**WHAT IS EXPECTED**
Your reproduction of the entries should be exact and should contain no pictures.

(Data excerpts)
● ● ●

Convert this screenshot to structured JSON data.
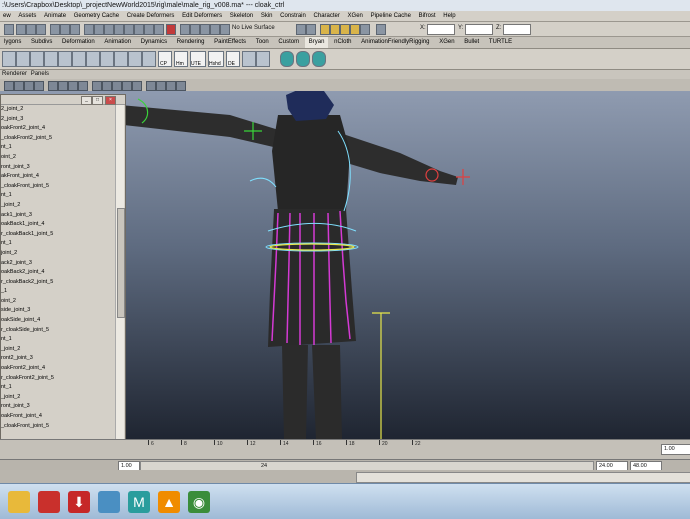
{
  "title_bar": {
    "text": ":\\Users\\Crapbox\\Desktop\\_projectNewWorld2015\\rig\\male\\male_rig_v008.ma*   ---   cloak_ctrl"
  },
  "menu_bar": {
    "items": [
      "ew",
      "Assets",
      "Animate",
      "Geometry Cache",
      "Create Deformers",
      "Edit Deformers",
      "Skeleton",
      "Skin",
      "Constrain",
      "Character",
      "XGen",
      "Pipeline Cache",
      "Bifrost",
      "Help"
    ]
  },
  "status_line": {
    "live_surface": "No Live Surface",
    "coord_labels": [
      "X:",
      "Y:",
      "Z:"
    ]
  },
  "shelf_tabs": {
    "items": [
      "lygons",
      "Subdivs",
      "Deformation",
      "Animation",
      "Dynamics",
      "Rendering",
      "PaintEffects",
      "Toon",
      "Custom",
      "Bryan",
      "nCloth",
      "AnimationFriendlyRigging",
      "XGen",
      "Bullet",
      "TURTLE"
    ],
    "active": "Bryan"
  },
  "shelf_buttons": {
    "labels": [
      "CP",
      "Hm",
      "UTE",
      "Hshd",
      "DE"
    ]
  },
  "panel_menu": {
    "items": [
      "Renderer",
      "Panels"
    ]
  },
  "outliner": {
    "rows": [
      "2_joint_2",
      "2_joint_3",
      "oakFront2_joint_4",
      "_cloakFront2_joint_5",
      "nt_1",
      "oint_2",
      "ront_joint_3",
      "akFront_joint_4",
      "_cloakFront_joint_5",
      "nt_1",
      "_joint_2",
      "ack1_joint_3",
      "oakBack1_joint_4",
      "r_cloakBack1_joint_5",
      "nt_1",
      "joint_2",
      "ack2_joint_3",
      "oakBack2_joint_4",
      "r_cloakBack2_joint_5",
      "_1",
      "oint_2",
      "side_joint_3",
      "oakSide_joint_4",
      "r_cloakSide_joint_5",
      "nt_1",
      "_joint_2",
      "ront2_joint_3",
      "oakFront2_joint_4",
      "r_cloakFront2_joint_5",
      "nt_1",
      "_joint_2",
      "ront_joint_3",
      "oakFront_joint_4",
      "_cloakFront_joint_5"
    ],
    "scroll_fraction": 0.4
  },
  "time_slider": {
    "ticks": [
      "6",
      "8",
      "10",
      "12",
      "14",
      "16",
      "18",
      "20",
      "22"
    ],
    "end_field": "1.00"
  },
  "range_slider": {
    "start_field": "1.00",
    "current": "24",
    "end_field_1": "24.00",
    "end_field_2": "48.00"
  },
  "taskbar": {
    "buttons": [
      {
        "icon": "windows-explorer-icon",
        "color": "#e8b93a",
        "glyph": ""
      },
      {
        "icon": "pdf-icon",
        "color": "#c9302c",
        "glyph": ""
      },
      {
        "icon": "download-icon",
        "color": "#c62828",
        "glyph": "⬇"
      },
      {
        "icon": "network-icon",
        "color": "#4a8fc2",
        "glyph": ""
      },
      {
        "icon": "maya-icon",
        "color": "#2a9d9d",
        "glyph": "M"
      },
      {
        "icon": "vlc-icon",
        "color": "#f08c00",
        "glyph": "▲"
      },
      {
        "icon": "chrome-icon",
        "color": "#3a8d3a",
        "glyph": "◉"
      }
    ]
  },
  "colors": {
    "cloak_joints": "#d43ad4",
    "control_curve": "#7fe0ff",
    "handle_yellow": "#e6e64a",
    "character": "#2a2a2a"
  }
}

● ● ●

**FINAL ANSWER**
Convert this screenshot to structured JSON data.
{
  "title_bar": {
    "text": ":\\Users\\Crapbox\\Desktop\\_projectNewWorld2015\\rig\\male\\male_rig_v008.ma*   ---   cloak_ctrl"
  },
  "menu_bar": {
    "items": [
      "ew",
      "Assets",
      "Animate",
      "Geometry Cache",
      "Create Deformers",
      "Edit Deformers",
      "Skeleton",
      "Skin",
      "Constrain",
      "Character",
      "XGen",
      "Pipeline Cache",
      "Bifrost",
      "Help"
    ]
  },
  "status_line": {
    "live_surface": "No Live Surface",
    "coord_labels": [
      "X:",
      "Y:",
      "Z:"
    ]
  },
  "shelf_tabs": {
    "items": [
      "lygons",
      "Subdivs",
      "Deformation",
      "Animation",
      "Dynamics",
      "Rendering",
      "PaintEffects",
      "Toon",
      "Custom",
      "Bryan",
      "nCloth",
      "AnimationFriendlyRigging",
      "XGen",
      "Bullet",
      "TURTLE"
    ],
    "active": "Bryan"
  },
  "shelf_buttons": {
    "labels": [
      "CP",
      "Hm",
      "UTE",
      "Hshd",
      "DE"
    ]
  },
  "panel_menu": {
    "items": [
      "Renderer",
      "Panels"
    ]
  },
  "outliner": {
    "rows": [
      "2_joint_2",
      "2_joint_3",
      "oakFront2_joint_4",
      "_cloakFront2_joint_5",
      "nt_1",
      "oint_2",
      "ront_joint_3",
      "akFront_joint_4",
      "_cloakFront_joint_5",
      "nt_1",
      "_joint_2",
      "ack1_joint_3",
      "oakBack1_joint_4",
      "r_cloakBack1_joint_5",
      "nt_1",
      "joint_2",
      "ack2_joint_3",
      "oakBack2_joint_4",
      "r_cloakBack2_joint_5",
      "_1",
      "oint_2",
      "side_joint_3",
      "oakSide_joint_4",
      "r_cloakSide_joint_5",
      "nt_1",
      "_joint_2",
      "ront2_joint_3",
      "oakFront2_joint_4",
      "r_cloakFront2_joint_5",
      "nt_1",
      "_joint_2",
      "ront_joint_3",
      "oakFront_joint_4",
      "_cloakFront_joint_5"
    ],
    "scroll_fraction": 0.4
  },
  "time_slider": {
    "ticks": [
      "6",
      "8",
      "10",
      "12",
      "14",
      "16",
      "18",
      "20",
      "22"
    ],
    "end_field": "1.00"
  },
  "range_slider": {
    "start_field": "1.00",
    "current": "24",
    "end_field_1": "24.00",
    "end_field_2": "48.00"
  },
  "taskbar": {
    "buttons": [
      {
        "icon": "windows-explorer-icon",
        "color": "#e8b93a",
        "glyph": ""
      },
      {
        "icon": "pdf-icon",
        "color": "#c9302c",
        "glyph": ""
      },
      {
        "icon": "download-icon",
        "color": "#c62828",
        "glyph": "⬇"
      },
      {
        "icon": "network-icon",
        "color": "#4a8fc2",
        "glyph": ""
      },
      {
        "icon": "maya-icon",
        "color": "#2a9d9d",
        "glyph": "M"
      },
      {
        "icon": "vlc-icon",
        "color": "#f08c00",
        "glyph": "▲"
      },
      {
        "icon": "chrome-icon",
        "color": "#3a8d3a",
        "glyph": "◉"
      }
    ]
  },
  "colors": {
    "cloak_joints": "#d43ad4",
    "control_curve": "#7fe0ff",
    "handle_yellow": "#e6e64a",
    "character": "#2a2a2a"
  }
}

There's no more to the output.